On an August afternoon in Sandtown-Winchester some two dozen men gather in a third-floor room, bringing with them all the stories mean streets can yield.
Addiction, eviction, guns, no jobs, no hope. And for at least half of them, close encounters with the criminal justice system.
But their lives yield good stories too, especially now that this room has given them something that doesn't exist on the streets -- the safety to bare their feelings, share their troubles and, in time, a chance to offer hope born of experience to another brother mired in despair.
Welcome to Men's Services, an outgrowth of Healthy Start, Baltimore's federally funded assault on the city's high infant-mortality rate. Most such programs aim for mothers, and Healthy Start is no exception. But credit this effort with the common sense to recognize that healthy families need healthy fathers too -- and with the insight that "help" doesn't have to be expensive or complicated.
The men in these twice-weekly groups have many things in common. What makes them eligible to attend is fatherhood, a role often unfilled in their own boyhoods. Learning to become more than biological fathers is a central focus for these sessions. As if to emphasize that point a 14-month-old plays quietly at their feet, when not moving from lap to lap.
For these men, fatherhood can be a lifeline, a reason to put their guns away, to mend relationships with their wives or girlfriends, the inspiration to get up every day and try again to kick a habit, find a job, become a loving, respected presence in their children's lives and a positive force in their community.
The power of this idea is tangible. On T-shirts around the circle there are the usual celebrity and sports motifs. But a handful of men are proudly wearing Healthy Start T-shirts emblazoned with a drawing of mother and nursing child and the slogan "Breast Fed Is Best Fed."
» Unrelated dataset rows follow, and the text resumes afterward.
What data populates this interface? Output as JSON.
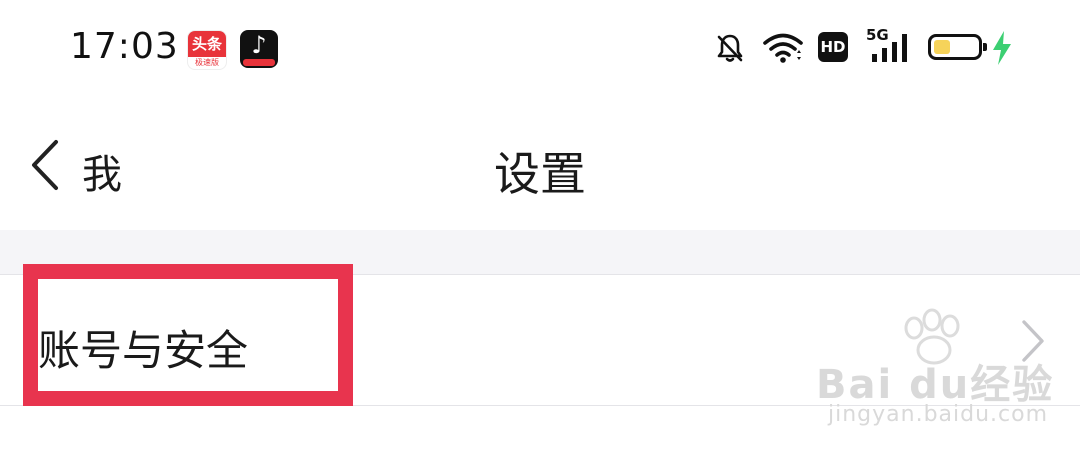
{
  "status_bar": {
    "time": "17:03",
    "apps": [
      {
        "name": "toutiao-app-icon",
        "label": "头条",
        "sub": "极速版"
      },
      {
        "name": "douyin-app-icon",
        "label": "♪"
      }
    ],
    "indicators": {
      "notifications": "muted",
      "wifi": "connected",
      "hd_label": "HD",
      "network_label": "5G",
      "battery": "charging-low"
    }
  },
  "nav": {
    "back_label": "我",
    "title": "设置"
  },
  "list": {
    "items": [
      {
        "label": "账号与安全"
      }
    ]
  },
  "watermark": {
    "brand": "Bai du经验",
    "url": "jingyan.baidu.com"
  },
  "colors": {
    "highlight": "#e8344e",
    "section_bg": "#f5f5f8",
    "charging": "#3ccf72",
    "battery_fill": "#f6d35a"
  }
}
A decade ago in Sandtown-Winchester, breast-feeding was virtually non-existent. But when fathers get excited about its benefits, you can bet more women give it a try.
On this afternoon, a young man is losing a battle with drugs.
After "Libations," an opening ceremony paying tribute to elders and forebears, Joe Jones, director of Men's Services and the group's savvy leader, turns the group's attention to the figure, eyes half-closed, slumped in his chair. He becomes the focus of a series of pep talks, assuring him that if he can stay clean three days he'll make it, exhorting him to do it "if not for yourself, then for your kid."
Mr. Jones gently asks the young man what the biggest problem is. "I'm tired, man," he says.
"No, just tired of waiting."
Waiting for a treatment slot -- a common experience in this group. Soon comes a show of hands. How many brothers here have had to wait to get into treatment? Several hands go up. Later comes another question: How many have gotten clean, then had to wait for a job? Again, a common experience.
Waiting, patience, making sure you're ready when opportunity knocks -- it's part of life everywhere. But in places like Sandtown-Winchester where hope comes hard, the waiting game is too often a dead-end street.
Besides linking these men to their families, another goal of the program is making the waiting game worthwhile by offering men what they most need -- a chance to work. They have to prove they're drug-free, and a participant at this meeting is praised for being honest enough to admit he wasn't yet ready for a scheduled drug test, which is required for the program's pre-employment screening.
But if the men keep their part of the bargain, the Healthy Start program moves heaven and earth to keep its. John Carter, a 32-year-old father of seven and a stalwart of this group, kicked heroin and cocaine and now works as a building assistant in a Healthy Start facility. He proudly tells the group he has moved his family from a drug-infested block to a quieter street.
Paul Hope, a 22-year-old father of two, readily says that before this group gave his life a different focus, he was "like a loaded gun waiting to go off." Now he is part of a growing cadre of Healthy Start fathers who are learning construction trades by working on rehabs in the Sandtown-Winchester area. He dreams of the time his 3-year-old son will say, "My hero is my daddy."
The program is also forging links to other employers in town, which could prove crucial to its continued success. The meeting is compelling proof that group therapy -- group caring -- is a powerful force for street-hardened men for whom society allows no show of weakness. Connect that to their hearts -- their kids -- and to their hopes -- a job that will give them self-respect -- and you have a tool for turning dead-end lives around.
These men are far from perfect, and this group has plenty of failures. But it offers hope and help for those ready to accept it. At this meeting, the fellow mired in his drug habit made no obvious commitment to trying harder to stay clean. But as the group wore on, he looked more alert. And when the formal session ended and it was time for fellowship and food, he announced, "I'm hungry."
It might be a start.
Sara Engram is editorial-page director of The Evening Sun.